HERRMANN, BERNARD (1911–1975), U.S. composer and conductor. Born in New York City, Herrmann studied at New York University and the Juilliard School of Music with Percy Grainger, Philip James, and Bernard Wagenaar. He composed music for radio, and became one of the world's most famous composers of film scores (40 scores between 1941 and 1966), notably for Orson Welles (Citizen Kane and The Magnificent Ambersons) and Alfred Hitchcock, including Psycho, in which he displayed new sensitivity and dramatic understanding of the medium.
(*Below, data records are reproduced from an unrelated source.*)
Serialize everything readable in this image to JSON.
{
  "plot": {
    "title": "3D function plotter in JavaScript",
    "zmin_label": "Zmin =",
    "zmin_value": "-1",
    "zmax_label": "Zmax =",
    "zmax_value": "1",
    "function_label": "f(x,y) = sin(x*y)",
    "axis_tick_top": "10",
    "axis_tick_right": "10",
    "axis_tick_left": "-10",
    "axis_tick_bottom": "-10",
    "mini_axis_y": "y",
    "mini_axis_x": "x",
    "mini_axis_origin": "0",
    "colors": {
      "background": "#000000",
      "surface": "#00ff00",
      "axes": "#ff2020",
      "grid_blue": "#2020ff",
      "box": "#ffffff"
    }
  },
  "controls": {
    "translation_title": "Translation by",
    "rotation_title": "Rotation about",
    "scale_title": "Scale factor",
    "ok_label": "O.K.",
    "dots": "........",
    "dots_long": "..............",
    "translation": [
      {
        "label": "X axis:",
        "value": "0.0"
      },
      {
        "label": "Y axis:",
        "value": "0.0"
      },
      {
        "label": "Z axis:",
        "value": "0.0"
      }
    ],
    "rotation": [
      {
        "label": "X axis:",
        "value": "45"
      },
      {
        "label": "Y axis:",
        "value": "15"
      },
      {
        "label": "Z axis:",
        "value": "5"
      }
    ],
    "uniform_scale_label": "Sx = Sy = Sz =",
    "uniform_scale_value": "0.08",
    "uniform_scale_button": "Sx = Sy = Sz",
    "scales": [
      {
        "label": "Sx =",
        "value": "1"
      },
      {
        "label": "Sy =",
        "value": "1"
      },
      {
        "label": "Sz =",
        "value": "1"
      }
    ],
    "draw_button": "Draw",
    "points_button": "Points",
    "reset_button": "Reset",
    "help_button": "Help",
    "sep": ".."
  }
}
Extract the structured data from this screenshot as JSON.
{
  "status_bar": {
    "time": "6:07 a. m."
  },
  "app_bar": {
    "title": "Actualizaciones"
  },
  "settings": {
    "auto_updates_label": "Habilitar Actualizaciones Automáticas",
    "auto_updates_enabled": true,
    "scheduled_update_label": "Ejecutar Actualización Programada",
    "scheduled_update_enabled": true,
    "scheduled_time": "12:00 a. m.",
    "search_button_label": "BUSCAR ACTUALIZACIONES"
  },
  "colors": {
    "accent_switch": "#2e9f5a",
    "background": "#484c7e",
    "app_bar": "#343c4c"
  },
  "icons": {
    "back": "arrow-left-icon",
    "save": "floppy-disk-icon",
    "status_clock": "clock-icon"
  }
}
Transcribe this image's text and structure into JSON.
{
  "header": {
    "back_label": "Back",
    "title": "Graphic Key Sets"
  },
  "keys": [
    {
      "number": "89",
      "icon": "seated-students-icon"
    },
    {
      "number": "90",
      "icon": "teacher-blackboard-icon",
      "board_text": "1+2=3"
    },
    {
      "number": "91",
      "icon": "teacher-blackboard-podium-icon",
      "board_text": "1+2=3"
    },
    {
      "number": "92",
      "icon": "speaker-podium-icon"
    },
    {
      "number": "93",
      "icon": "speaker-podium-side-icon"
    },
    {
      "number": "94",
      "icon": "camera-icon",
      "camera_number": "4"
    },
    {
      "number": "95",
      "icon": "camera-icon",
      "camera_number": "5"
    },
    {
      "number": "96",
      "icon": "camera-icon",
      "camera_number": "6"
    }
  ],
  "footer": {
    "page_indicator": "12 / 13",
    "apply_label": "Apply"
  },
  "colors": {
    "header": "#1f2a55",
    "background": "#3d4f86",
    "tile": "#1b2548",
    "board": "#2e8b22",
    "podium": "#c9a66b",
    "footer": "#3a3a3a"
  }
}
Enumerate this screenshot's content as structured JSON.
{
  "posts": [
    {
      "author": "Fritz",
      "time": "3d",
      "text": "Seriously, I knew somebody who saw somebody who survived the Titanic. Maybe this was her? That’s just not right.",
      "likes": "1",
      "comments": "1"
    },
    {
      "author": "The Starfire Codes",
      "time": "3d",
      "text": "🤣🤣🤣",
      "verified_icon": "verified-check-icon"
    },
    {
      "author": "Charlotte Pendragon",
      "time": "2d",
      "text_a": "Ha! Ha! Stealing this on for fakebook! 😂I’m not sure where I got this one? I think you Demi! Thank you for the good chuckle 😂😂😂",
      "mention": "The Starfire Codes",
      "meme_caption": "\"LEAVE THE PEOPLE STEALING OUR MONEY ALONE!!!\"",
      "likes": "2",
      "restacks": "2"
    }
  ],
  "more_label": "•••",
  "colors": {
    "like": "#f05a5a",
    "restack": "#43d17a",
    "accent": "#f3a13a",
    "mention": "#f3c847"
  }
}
His other works include Moby Dick (1937), a dramatic cantata for male chorus, soloists, speakers, and large orchestra; the operas Wuthering Heights (1951), A Christmas Carol (1954), and A Child is Born (1955); a musical, The King of Schnorrers (1970); many orchestral works; and a string quartet, Echoes. As a conductor, Herrmann took special interest in little-known works (his championship of Charles Ives is noteworthy in this respect) and made many recordings. He spent the last 10 years of his life in England, continuing conducting and composing.
Sources:Grove online; E. Johnson: Bernard Herrmann: Hollywood's Music-Dramatist (1977); S.C. Smith: A Heart at Fire's Center: The Life and Music of Bernard Herrmann (1991)
[Max Loppert /Israela Stein (2nd ed.)]
Encyclopaedia Judaica. © 2008 The Gale Group. All Rights Reserved.